Amongst all the features Xcode 7 incorporates, there is one that admittedly distinguishes; that is the new revolutionary, much better way to write code documentation. With the introduction of Xcode 7, developers can use the powerful Markdown syntax to apply rich text formatting to the text of their documentation, which in combination to specific keywords that indicate special parts (like parameters, function results, etc) can result to an amazing outcome. The new Markdown-enabled documentation style, as the new one has several advantages: It provides greater level for customizing the text, it’s more flexible, and of course, more interesting.
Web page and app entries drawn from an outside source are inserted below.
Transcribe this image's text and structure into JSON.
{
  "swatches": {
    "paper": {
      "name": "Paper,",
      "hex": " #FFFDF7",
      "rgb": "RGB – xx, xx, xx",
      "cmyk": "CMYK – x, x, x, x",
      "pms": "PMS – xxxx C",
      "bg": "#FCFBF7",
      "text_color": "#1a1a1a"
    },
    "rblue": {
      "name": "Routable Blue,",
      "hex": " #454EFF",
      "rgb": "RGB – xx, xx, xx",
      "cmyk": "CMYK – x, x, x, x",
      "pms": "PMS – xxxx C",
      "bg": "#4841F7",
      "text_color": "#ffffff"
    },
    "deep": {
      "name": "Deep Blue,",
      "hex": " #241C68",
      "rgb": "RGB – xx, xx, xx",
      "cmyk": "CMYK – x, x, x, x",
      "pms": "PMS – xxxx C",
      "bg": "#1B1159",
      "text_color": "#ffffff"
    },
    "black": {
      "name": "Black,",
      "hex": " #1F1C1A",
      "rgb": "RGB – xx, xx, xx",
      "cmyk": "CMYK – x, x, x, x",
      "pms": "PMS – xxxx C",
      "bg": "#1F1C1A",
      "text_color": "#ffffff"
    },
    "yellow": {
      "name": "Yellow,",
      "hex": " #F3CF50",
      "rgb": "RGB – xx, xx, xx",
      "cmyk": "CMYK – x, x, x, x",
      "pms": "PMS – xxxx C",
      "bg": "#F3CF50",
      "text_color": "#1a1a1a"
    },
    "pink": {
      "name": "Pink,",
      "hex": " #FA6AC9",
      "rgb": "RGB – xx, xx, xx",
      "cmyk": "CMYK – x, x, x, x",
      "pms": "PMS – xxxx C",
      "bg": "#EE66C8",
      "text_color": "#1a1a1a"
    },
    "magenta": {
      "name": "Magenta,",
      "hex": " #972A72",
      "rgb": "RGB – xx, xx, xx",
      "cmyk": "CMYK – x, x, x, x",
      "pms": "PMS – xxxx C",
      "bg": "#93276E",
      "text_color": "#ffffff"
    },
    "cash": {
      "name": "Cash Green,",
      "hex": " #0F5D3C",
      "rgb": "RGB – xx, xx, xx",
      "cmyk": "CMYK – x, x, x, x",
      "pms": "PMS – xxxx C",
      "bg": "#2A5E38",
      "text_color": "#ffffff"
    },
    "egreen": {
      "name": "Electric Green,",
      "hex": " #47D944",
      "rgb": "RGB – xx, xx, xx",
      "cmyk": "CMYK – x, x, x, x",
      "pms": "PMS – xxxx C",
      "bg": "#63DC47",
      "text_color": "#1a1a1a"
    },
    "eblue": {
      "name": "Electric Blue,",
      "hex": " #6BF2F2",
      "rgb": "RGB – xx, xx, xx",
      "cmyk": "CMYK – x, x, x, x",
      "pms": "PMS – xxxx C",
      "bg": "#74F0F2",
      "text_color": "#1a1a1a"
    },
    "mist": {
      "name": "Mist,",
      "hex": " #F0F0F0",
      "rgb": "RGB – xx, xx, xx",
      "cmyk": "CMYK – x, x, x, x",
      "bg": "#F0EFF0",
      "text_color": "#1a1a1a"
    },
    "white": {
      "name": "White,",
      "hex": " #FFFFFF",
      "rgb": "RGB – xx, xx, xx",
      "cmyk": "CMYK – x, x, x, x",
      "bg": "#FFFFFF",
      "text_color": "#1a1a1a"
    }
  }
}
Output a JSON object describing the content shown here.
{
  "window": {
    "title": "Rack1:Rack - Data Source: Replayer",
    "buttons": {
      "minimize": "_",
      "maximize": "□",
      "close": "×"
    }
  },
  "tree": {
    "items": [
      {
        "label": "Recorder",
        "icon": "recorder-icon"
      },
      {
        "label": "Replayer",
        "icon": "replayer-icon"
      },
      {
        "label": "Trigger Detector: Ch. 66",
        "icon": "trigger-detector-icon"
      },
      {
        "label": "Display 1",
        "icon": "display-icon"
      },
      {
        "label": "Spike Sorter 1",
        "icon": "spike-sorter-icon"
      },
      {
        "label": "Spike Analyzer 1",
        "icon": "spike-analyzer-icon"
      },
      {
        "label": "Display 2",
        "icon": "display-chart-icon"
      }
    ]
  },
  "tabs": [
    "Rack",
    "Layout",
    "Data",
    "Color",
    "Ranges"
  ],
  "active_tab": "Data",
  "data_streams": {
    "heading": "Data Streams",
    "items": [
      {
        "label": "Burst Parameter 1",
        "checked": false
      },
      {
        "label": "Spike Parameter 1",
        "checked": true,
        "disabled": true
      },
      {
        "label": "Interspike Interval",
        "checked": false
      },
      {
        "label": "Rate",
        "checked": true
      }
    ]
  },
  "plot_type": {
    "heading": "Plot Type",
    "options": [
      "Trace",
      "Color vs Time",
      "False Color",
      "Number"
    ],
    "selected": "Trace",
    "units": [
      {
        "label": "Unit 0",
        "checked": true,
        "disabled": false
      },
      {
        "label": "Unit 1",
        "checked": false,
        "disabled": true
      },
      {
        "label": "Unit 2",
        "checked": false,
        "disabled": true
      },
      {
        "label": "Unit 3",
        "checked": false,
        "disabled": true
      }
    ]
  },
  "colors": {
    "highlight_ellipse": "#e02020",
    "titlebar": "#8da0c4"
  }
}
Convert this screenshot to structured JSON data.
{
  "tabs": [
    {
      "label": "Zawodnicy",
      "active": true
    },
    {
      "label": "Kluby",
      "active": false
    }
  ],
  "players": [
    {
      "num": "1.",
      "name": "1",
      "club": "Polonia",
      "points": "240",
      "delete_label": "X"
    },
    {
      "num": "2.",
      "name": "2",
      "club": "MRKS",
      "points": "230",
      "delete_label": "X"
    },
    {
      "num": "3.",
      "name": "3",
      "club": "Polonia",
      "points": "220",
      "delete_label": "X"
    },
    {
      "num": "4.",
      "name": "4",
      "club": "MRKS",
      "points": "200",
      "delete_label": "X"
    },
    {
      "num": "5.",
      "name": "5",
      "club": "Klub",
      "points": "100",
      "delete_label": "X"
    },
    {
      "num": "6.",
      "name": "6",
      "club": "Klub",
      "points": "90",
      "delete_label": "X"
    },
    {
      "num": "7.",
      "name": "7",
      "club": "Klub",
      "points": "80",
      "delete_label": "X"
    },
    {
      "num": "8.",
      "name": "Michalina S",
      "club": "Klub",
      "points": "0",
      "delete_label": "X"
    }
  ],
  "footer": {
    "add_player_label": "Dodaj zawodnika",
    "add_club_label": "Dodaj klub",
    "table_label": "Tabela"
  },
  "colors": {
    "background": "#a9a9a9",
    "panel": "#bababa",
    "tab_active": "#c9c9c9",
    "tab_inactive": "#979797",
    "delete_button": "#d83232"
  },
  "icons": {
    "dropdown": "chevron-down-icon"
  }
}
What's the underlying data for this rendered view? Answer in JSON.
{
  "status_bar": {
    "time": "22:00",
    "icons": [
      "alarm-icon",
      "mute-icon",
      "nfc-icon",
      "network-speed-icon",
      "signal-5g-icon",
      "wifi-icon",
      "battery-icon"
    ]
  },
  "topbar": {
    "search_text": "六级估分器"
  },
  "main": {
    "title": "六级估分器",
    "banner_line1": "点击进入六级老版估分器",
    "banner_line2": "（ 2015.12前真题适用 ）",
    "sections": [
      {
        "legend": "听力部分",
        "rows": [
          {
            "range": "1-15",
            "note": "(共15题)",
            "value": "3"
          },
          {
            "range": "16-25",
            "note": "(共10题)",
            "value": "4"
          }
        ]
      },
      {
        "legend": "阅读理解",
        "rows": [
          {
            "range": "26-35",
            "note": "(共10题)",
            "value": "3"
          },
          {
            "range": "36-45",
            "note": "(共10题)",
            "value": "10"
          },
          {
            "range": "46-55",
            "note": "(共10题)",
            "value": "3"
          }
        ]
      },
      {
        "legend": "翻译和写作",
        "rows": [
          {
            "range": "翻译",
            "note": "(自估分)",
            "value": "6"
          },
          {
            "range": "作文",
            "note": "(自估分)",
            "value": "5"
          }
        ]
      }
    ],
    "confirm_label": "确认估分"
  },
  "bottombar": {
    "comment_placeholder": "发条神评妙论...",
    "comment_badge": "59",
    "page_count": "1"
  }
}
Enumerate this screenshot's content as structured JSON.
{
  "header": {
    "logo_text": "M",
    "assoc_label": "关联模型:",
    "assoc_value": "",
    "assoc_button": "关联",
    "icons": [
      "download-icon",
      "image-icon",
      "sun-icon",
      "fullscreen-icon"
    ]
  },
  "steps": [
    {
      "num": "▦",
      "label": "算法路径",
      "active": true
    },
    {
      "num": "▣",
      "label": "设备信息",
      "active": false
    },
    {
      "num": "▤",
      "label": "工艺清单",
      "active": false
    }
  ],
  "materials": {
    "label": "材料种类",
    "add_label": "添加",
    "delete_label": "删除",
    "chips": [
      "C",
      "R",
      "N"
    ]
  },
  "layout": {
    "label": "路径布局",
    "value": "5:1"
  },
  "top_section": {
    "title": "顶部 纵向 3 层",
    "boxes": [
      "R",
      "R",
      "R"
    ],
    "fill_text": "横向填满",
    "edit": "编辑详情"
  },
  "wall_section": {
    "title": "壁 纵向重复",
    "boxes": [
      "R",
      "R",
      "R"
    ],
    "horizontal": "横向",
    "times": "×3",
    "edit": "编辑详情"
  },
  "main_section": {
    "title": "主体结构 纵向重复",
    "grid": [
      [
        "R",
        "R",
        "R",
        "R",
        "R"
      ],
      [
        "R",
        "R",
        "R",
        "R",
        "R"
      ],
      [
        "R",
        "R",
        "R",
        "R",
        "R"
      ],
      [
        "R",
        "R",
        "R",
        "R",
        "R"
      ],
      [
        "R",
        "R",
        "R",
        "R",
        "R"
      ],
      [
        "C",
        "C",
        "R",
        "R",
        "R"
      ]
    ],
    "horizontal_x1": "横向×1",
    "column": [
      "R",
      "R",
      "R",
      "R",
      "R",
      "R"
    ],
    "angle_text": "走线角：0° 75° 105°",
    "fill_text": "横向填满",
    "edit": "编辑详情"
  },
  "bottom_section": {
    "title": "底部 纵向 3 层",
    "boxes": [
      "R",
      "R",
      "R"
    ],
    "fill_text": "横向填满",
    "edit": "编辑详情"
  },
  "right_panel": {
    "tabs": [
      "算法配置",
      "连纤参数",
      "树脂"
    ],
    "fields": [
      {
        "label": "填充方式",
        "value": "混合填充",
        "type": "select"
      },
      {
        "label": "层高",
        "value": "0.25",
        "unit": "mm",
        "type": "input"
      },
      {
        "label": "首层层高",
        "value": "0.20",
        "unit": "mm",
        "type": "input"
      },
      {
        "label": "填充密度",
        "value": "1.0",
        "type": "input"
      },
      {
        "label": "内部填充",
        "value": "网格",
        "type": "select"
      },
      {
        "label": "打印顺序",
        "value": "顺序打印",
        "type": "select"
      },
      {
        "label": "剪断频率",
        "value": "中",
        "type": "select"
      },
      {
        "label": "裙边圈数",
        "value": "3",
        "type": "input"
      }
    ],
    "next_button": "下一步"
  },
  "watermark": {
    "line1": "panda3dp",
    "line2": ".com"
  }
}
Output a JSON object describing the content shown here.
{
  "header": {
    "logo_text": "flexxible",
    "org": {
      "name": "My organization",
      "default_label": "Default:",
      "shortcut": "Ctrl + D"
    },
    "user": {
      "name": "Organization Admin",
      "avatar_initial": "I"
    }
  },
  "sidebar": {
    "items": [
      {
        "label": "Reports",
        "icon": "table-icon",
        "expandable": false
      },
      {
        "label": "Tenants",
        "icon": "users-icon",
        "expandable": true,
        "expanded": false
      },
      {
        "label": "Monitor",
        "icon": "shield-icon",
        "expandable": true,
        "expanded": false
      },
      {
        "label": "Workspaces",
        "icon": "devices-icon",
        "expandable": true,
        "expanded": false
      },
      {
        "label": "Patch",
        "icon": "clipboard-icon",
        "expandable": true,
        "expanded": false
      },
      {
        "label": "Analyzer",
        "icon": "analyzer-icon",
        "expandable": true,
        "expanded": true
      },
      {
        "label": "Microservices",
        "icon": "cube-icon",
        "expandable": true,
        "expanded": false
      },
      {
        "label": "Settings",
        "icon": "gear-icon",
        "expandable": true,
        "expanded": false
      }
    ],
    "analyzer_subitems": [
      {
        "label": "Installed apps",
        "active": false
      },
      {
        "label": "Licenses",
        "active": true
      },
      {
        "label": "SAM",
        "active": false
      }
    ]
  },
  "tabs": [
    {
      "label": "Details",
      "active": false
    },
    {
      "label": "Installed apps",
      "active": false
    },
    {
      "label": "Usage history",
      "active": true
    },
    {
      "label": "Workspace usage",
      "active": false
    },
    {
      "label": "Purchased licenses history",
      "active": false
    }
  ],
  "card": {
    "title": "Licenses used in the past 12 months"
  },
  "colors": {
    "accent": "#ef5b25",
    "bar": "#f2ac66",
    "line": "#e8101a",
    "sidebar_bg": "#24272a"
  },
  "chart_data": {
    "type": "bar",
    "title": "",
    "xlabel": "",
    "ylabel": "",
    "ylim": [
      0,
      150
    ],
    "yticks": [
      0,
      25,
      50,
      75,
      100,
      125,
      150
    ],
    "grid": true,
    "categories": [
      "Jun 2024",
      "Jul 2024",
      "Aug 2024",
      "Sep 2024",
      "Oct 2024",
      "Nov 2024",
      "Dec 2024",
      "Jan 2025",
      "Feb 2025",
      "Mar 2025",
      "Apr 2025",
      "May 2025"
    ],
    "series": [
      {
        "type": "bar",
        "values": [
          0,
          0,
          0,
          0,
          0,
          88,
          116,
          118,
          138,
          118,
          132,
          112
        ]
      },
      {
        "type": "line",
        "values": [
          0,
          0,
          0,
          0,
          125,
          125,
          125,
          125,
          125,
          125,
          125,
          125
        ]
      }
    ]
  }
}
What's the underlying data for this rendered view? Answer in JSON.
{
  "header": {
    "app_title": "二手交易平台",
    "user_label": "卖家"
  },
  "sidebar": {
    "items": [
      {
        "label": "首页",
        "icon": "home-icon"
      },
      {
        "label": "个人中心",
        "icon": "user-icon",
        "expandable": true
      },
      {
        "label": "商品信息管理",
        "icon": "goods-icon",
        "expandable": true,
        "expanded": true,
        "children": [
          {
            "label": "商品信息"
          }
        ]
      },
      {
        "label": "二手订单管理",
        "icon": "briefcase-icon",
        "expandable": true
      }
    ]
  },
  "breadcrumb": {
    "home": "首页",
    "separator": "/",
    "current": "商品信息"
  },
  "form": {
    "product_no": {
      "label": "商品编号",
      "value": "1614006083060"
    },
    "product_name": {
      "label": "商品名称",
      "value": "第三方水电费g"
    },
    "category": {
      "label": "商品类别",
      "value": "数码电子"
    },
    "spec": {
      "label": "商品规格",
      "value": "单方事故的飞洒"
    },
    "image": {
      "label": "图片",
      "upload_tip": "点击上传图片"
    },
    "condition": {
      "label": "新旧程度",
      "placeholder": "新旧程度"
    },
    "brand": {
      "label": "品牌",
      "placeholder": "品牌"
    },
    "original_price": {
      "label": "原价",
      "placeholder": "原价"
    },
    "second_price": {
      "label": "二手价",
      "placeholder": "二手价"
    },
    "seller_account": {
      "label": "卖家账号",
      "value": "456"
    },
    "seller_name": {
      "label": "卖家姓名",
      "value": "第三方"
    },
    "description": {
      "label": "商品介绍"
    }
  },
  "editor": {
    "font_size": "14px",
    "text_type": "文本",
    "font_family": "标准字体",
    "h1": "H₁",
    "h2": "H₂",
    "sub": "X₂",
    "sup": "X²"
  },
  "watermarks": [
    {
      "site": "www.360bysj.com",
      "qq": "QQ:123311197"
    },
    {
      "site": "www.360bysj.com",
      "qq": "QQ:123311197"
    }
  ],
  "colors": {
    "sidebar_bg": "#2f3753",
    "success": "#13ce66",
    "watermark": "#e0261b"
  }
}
However, if you’re still interested in the old-style documenting style, take a look in our previous tutorial.

Documenting the code is an extremely important task for every developer. Even though it seems that it stalls the development process, it’s actually a part of it. I won’t disagree that writing proper and comprehensive documentation for every single property, function, class, struct, or anything else that exists in a project is not an easy job. However by writing the proper documentation you can:

  • Describe the purpose of the properties, functions and classes up to the level of detail that you desire. Moreover, it’s the best place to highlight specific conditions, cases or requirements for your functions that have to be noted somewhere.
  • Highlight the input and output (parameters and return values) of your methods.
  • Remember without any hassle what each function is meant to do and what each property is for when you revisit a project months after its initial implementation.
  • Make it easy for other developers to understand how to use your code when you share it or make your own libraries.
  • Produce professional-looking manuals using tools made for this reason (for example Jazzy).

The code documentation you write in Xcode can be previewed and accessed in three different ways:

  • By Option/Alt-Clicking to the name of a property, method, class, etc. The Quick Look preview will pop up right above or below the name.
  • By placing the cursor in the property, method or class name, and opening the Quick Help Inspector.
  • By using third-party tools that will produce a manual for you. For example, Jazzy is such a tool, and we’ll discuss about it later on. By using it, your documentation is compiled in webpages and all together consist of a standalone website that is being created as a subfolder inside your project’s folder.

Code documentation is not made of stone; it has to be fluid and change according to modifications being made in the respective entities (properties, methods, classes, structs, enums). It’s almost a rule that if you don’t add the documentation by the time of the implementation of a new entity, then it’s almost certain that you’ll never do it. Therefore, try to get used to the habit of documenting your code in the proper timing, and give it any additional time it requires so you make it proper. It worths it.

Continue reading my tutorial on Appcoda